1) Relax the dress code – A quick win for you. Feeling hot can be distracting, bring on lethargy and is generally not pleasant – hardly a recipe for getting stuff done. So consider relaxing dress code. Maybe a balance will need to be struck for customer-facing staff, but ties, tights, and long sleeves will likely do more harm than good in sweltering conditions.
2) Hydration – Adequate drinking water should always be provided anyway. But remind staff of the importance of staying hydrated and, if you don’t have one, consider a water cooler. The NHS recommends the equivalent of eight glasses of water a day for women and ten for men in normal conditions. This will rise during heatwaves. Poor concentration and tiredness are both symptoms of dehydration so get the message out to keep drinking (water!).
3) Keeping the temperature down – If you have air conditioning, then brilliant – although we know that the temperature controls can be a battleground in office politics. Make sure the units are well maintained, as there is little point in having them if they break down as soon as the sun comes out. If you do not have air conditioning then fans are essential to keep everyone comfortable.
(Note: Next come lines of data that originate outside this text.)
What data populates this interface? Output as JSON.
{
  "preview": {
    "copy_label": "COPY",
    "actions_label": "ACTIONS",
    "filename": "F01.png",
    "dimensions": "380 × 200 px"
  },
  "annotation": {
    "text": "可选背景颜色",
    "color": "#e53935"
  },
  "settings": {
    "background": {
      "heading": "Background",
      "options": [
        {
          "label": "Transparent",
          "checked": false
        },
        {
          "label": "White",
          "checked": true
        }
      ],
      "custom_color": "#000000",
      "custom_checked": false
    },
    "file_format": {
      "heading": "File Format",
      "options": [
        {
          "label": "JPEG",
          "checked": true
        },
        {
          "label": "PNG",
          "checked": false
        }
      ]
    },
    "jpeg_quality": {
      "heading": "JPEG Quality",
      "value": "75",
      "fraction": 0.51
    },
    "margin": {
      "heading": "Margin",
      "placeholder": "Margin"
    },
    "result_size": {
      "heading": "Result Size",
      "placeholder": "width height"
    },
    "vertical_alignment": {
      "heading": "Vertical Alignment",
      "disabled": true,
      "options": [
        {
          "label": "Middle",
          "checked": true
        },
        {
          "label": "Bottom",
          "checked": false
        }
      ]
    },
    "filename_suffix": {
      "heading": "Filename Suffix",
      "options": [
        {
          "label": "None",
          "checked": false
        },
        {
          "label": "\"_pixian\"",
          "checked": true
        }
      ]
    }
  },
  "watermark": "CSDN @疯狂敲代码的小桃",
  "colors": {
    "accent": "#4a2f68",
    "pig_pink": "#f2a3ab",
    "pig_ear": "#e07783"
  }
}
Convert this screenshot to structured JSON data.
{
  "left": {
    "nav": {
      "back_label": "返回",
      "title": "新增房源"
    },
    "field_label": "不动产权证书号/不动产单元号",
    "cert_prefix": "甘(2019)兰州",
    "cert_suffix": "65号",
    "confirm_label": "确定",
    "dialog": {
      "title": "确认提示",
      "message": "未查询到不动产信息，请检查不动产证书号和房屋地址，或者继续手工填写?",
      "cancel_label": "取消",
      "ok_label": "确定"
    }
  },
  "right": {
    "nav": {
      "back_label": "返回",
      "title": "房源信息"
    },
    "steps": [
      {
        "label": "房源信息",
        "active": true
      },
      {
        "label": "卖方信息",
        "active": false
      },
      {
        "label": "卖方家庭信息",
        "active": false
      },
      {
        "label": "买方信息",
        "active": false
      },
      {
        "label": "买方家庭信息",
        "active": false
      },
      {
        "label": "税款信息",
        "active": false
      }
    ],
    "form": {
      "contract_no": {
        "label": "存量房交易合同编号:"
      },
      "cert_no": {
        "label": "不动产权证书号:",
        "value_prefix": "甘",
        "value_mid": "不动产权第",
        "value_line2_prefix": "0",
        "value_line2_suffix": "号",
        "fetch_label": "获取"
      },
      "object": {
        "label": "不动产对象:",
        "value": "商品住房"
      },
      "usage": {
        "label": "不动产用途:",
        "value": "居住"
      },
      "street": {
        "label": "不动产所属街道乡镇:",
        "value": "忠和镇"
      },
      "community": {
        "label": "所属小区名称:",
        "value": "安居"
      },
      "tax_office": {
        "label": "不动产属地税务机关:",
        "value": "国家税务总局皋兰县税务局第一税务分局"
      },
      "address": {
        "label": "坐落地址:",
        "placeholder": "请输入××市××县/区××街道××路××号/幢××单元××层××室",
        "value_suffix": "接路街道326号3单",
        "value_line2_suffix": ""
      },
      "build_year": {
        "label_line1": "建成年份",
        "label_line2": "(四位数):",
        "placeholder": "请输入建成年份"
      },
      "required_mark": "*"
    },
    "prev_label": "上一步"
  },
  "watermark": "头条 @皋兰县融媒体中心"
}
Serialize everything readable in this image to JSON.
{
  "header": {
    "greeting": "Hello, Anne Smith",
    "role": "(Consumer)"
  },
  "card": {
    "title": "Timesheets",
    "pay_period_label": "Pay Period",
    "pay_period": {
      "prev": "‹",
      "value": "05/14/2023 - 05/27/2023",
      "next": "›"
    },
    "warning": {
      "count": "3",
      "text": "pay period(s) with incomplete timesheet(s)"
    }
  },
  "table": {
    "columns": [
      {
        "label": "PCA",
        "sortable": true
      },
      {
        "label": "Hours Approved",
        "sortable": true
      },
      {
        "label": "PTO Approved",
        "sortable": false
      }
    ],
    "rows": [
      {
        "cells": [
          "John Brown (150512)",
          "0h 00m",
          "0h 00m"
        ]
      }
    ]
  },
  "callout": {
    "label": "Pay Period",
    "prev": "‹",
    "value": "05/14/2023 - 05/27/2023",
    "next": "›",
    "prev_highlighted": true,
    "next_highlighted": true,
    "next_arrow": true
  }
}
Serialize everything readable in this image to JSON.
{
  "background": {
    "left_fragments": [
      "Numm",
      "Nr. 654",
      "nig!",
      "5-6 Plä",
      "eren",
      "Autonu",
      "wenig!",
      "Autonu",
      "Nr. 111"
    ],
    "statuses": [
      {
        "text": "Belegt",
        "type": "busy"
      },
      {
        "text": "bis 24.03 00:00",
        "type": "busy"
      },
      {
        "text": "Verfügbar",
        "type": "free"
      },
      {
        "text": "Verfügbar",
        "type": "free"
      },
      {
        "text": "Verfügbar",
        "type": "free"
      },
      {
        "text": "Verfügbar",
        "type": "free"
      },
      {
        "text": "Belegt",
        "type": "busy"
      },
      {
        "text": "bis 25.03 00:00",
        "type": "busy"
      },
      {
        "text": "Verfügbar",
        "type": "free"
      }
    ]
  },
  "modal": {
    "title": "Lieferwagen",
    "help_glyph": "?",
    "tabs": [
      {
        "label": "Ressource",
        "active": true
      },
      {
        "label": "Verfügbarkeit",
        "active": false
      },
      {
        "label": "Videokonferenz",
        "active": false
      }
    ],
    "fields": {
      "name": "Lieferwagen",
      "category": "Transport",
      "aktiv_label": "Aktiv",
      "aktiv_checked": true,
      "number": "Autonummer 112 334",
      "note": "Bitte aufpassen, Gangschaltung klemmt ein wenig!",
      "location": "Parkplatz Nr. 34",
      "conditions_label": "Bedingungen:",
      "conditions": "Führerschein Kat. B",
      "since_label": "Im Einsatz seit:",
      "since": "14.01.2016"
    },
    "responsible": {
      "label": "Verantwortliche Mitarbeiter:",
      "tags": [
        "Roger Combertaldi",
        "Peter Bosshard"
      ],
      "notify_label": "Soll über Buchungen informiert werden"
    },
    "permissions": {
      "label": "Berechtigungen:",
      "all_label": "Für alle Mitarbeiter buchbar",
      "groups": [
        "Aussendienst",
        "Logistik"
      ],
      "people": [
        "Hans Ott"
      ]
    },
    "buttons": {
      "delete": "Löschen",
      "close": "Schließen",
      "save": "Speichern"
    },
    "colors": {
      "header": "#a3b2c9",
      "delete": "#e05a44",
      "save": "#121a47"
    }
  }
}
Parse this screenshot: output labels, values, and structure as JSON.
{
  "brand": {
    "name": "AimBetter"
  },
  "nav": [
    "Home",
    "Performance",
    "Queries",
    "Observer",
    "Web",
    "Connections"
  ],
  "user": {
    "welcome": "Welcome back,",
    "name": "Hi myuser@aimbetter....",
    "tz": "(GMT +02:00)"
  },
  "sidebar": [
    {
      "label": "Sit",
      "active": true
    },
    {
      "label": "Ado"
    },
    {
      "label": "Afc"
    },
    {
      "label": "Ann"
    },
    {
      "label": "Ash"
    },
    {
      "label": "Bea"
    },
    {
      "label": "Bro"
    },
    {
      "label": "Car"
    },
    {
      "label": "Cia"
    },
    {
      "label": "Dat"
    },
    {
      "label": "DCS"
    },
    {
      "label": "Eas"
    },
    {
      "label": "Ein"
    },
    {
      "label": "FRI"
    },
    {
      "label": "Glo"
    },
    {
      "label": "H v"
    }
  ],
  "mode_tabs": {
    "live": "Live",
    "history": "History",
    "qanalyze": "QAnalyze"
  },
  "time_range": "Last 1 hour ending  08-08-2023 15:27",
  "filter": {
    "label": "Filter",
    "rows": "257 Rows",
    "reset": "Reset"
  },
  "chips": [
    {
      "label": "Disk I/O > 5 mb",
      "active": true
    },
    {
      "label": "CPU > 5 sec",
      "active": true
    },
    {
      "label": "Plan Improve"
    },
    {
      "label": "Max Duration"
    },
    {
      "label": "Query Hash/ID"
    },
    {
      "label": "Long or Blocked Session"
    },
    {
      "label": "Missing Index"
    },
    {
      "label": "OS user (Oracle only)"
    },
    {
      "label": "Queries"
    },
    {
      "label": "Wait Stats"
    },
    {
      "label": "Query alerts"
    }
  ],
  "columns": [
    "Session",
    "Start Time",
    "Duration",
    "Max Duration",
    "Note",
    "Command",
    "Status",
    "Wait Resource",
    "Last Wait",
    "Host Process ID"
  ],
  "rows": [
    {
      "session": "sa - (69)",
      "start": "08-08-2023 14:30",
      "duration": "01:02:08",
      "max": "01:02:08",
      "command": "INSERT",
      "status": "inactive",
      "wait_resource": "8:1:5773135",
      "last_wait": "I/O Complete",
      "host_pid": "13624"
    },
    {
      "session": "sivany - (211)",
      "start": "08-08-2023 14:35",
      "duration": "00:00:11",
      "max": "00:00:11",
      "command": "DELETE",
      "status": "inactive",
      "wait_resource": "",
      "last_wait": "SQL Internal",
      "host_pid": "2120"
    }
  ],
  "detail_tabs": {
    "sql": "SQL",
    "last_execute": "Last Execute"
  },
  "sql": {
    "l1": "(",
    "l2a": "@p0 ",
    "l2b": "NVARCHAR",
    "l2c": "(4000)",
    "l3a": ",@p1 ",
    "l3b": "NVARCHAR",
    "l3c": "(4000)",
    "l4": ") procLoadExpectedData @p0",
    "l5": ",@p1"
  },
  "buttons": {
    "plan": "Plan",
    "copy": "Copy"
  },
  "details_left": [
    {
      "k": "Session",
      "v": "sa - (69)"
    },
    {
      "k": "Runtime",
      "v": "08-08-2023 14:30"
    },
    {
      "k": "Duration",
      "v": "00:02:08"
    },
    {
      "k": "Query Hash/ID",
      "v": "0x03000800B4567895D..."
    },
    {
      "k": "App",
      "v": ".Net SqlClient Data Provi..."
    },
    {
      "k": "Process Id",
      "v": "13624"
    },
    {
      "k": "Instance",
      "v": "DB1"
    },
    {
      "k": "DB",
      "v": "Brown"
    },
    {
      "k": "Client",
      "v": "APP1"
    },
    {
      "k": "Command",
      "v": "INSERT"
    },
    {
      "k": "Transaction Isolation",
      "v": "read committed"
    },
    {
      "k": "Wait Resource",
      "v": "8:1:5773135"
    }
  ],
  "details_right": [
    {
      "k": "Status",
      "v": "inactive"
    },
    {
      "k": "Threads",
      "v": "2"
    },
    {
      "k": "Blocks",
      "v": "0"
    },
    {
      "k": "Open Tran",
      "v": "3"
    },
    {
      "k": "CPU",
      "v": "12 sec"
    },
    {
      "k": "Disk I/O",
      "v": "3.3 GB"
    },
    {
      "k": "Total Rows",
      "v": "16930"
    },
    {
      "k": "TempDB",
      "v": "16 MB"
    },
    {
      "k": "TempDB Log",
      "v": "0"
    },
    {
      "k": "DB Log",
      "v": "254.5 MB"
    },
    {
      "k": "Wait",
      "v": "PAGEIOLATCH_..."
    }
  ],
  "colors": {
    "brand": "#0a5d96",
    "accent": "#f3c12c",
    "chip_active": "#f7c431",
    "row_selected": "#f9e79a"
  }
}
4) Windows – Obviously these will stay shut if the air conditioning is on. However, if you do not have air conditioning and require them open to let in fresh air, then make sure they do not pose a security risk – people getting in, or confidential papers blowing out. And also manage safety. Could someone fall out? Some form of window restrictors may be necessary. Blinds can be a good way to keep the office cooler by blocking out direct sunlight and you can also get reflective films that help keep sun rays out.
5) Working times – Flexible working could be a useful tool. Allowing staff to come in a little earlier or later may help them avoid congestion in a stifling commute, and thus show up fresh faced and more ready for work. More frequent breaks may also help staff cope with hot weather.
6) Summer sickies – A correlation has been identified between heatwaves and increased absenteeism. They have even been referred to as ‘summer sickies’. Follow standard procedure for short-term absences: the employee should directly notify the line manager before, or in the first hour of the time they were due in, to explain the reason and expected length of absence. On their return they should be interviewed before completing a self-certification form. If you feel it necessary, you can investigate further.
7) Holiday requests – You may well get a surge of legitimate holiday requests too, as people want to get out and enjoy the sun. If you receive requests that clash you can prioritise, but be fair and consistent in your decisions.
8) Holiday pay – One of the big HR stories of the last 12 months has been holiday pay specifically regarding how commissions and overtime should be taken into account when calculating it. Whilst the retrospective cost to employers has been capped at two years, ensure you calculate holiday pay correctly going forward.
Get all this right and you will be well on the way to having a productive summer. Remember the HR Dept is here to help you prevent people problems, so give us a call if you need further help. And please don’t forget to get out there and enjoy the sun!